At the opposite end of the gardens is the Palazzo Contesso Vivaldi. The building is modern, by Italian standards, having been built as a hotel in the 1920s. However, it is quite ornate. The most-talked about feature is the corner lamppost with its wrought iron dragonfly. The balconies are lovely. For one who loves architecture, the Palazzo is worth a few minutes of admiration. In front of the palazzo is a modern plaza with a series of mirrored arches and fountains, an ideal spot to find a cafe and enjoy lunch. There are few people to be seen except for a local and her two dachshunds.
A stroll at the harbor includes the beautiful, modern Ponte Thaon di Revel. This white cable bridge reaches from the gardens across the harbor to Porto Mirabello. It spans clear blue waters, port activity, and offers nice views. The bridge is designed to rise in the middle to allow the taller ships to pass. Beneath are the fishermen nets and boats which bring in my pulpo fresh daily.
The lovely Passeggita Costantino Morin is a long stretch of park along the waterfront. This cobbled walkway is lined with palms, benches and affords beautiful views. It is a center of activity and perfect spot to relax and sample café life. Like the elderly couple with exuberant puppy, we sit for hours watching life. The pidgins are pesky but I find discussing “pidgin pie” tends to move them on. I need that exuberant puppy.

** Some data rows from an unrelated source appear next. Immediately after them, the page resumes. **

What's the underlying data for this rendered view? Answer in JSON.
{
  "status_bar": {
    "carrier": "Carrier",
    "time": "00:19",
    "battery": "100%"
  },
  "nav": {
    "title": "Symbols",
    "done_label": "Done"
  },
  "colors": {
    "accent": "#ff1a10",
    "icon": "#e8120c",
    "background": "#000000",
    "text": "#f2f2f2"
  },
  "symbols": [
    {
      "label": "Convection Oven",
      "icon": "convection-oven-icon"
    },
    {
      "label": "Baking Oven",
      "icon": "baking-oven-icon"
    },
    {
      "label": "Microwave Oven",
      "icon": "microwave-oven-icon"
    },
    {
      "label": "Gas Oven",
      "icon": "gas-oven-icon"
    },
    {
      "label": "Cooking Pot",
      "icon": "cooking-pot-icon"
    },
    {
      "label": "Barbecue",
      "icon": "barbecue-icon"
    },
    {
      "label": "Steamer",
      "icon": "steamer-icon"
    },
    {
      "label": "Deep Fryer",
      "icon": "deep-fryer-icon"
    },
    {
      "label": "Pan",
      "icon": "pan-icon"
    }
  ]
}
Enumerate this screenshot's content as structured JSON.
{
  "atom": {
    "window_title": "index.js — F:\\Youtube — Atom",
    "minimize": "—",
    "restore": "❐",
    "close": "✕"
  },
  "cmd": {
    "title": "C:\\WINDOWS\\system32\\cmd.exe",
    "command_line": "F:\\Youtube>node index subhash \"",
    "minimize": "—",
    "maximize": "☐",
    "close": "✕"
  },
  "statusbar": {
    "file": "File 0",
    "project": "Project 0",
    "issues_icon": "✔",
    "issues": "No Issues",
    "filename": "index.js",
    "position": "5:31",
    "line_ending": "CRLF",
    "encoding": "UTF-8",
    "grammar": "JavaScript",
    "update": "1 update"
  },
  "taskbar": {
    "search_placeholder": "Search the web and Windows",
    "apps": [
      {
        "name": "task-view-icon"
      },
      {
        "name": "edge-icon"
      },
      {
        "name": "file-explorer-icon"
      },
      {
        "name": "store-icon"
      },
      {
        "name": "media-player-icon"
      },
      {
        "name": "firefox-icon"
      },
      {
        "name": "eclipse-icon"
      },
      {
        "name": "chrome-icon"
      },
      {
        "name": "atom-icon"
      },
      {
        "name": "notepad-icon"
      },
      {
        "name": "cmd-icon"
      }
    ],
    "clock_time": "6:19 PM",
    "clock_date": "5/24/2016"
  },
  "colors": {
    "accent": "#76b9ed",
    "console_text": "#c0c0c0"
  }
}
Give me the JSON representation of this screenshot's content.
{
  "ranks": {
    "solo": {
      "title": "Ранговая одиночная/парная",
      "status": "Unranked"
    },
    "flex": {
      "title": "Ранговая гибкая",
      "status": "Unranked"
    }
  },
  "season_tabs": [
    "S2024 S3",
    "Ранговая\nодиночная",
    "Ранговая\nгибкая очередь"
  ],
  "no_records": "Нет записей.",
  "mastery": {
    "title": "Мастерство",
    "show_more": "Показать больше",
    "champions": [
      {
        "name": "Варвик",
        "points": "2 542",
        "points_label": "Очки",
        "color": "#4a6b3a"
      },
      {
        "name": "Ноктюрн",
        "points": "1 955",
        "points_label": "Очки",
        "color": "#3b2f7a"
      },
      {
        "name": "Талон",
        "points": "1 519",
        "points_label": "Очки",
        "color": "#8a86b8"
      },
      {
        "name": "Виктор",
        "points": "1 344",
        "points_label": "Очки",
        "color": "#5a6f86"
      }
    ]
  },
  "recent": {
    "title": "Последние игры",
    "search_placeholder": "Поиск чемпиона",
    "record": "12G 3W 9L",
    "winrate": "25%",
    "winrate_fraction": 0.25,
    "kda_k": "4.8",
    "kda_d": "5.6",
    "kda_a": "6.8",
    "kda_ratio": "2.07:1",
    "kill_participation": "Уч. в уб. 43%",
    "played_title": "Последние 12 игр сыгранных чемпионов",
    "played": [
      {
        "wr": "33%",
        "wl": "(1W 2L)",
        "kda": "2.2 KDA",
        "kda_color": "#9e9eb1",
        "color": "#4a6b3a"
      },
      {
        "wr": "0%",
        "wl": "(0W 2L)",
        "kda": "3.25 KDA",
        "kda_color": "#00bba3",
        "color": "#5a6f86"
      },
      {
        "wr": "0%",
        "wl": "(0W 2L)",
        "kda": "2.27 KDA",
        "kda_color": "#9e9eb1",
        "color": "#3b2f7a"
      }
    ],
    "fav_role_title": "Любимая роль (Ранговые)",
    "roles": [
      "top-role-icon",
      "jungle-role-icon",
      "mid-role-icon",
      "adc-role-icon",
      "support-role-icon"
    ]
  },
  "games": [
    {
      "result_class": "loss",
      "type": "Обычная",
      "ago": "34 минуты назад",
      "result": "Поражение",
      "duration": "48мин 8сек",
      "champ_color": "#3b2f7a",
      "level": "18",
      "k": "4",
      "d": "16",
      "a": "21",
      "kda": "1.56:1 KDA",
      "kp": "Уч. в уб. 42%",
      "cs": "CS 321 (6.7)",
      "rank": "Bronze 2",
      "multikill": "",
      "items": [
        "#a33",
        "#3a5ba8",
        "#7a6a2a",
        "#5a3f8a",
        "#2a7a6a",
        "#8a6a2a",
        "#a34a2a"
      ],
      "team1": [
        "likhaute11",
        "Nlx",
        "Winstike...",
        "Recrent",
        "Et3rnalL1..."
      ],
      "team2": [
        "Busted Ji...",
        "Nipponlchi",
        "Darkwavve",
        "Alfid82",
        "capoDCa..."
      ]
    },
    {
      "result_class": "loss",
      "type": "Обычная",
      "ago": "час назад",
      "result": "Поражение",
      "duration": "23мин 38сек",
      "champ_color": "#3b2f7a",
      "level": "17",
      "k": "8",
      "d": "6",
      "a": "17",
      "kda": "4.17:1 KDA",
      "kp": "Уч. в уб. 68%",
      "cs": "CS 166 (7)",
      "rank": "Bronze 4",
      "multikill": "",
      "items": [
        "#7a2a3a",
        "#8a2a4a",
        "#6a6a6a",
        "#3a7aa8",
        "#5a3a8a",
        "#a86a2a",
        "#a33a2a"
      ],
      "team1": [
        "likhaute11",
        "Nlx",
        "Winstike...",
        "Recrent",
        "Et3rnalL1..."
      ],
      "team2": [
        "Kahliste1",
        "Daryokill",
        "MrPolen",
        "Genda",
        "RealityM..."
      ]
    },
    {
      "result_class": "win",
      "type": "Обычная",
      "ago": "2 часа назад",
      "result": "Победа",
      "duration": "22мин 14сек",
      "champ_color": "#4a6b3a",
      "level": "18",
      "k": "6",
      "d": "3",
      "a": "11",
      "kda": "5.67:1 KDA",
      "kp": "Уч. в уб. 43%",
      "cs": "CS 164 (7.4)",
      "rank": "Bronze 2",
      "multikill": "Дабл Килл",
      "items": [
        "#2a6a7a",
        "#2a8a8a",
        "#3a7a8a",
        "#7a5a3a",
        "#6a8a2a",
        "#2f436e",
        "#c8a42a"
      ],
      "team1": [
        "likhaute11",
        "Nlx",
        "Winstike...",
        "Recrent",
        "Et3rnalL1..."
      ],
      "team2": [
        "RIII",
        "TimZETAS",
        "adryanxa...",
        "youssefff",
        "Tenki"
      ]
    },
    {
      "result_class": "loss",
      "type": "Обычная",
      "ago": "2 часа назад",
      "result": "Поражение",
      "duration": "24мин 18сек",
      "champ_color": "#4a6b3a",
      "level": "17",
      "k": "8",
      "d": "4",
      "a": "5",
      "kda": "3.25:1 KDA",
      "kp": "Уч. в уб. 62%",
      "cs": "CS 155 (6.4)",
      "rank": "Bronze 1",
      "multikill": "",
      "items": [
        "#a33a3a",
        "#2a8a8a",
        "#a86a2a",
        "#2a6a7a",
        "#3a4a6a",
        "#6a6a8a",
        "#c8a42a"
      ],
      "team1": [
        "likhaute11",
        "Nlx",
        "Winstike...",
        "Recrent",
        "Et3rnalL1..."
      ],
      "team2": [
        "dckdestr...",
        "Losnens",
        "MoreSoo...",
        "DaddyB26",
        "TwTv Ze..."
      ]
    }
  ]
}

Finding a cafe and relaxing over a Prosecco is beginning to be a habit in my afternoons. It gives me time to observe life and surroundings. Lots of people have dogs but I see few with bags for cleaning up after them tho the streets seem clean. I think the majority of dogs are male as there is a constant supply of walls to pee on. Everyone has a mask on their arm, chin or face. No one enters a building without a mask. My vax card is on a lanyard around my neck but no one has asked to see it. They did take my temperature before entry into the Naval Museum. I have been fascinated watching the Italian’s use of expressive gestures, including the morning tv newsman. Can’t imagine Brian Williams making a gesture-filled point. I was fortunate to watch a hearing challenged couple use sign language and must admit I irreverently wondered if Italian sign is more expressive than American; bet it is.
Sadly, have fist bumps replaced the Italian hugs?
Weather conditions permitting, tomorrow, I plan on riding the ferry to my next destination: Riomaggiore.